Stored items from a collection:
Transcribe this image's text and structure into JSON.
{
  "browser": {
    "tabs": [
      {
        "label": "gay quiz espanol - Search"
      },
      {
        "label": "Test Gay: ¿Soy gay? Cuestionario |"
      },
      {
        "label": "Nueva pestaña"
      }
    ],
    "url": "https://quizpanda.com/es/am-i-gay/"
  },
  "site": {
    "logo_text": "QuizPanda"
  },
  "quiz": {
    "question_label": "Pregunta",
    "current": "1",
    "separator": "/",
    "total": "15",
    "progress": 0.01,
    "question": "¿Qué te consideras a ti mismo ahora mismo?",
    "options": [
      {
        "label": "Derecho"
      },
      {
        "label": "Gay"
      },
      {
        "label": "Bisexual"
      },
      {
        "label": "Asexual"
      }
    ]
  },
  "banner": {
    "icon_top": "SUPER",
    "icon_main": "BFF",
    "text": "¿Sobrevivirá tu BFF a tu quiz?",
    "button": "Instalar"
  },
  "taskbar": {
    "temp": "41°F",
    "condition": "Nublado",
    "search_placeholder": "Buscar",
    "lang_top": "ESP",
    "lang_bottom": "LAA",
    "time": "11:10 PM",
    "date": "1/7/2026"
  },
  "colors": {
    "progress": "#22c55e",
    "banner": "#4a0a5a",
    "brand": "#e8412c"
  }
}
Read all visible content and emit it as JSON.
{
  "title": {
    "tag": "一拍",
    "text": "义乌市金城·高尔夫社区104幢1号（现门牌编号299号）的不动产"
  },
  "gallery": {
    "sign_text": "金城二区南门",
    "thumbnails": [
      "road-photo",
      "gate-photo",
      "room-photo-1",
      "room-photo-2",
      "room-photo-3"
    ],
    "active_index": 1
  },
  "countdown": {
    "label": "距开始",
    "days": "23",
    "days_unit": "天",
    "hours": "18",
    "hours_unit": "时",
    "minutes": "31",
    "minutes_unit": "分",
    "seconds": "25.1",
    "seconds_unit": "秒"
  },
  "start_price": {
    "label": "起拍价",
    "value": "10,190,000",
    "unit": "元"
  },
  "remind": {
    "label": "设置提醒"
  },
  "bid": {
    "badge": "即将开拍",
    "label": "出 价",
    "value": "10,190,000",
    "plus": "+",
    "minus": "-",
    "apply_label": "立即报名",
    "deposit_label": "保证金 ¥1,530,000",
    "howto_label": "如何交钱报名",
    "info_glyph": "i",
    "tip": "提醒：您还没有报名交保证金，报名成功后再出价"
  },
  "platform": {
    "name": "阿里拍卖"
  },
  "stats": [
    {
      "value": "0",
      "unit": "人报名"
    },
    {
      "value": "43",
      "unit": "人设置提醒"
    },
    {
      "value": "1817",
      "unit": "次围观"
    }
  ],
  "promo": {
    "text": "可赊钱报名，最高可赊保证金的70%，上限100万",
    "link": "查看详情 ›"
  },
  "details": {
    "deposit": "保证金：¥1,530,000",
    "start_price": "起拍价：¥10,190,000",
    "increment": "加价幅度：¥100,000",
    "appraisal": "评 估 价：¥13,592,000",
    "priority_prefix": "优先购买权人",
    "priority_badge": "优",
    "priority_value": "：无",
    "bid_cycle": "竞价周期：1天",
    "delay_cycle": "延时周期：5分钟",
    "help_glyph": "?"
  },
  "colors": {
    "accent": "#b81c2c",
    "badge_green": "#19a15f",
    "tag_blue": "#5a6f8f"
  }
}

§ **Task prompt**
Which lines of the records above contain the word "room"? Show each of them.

§ **Solution to this task**
      "room-photo-1",
      "room-photo-2",
      "room-photo-3"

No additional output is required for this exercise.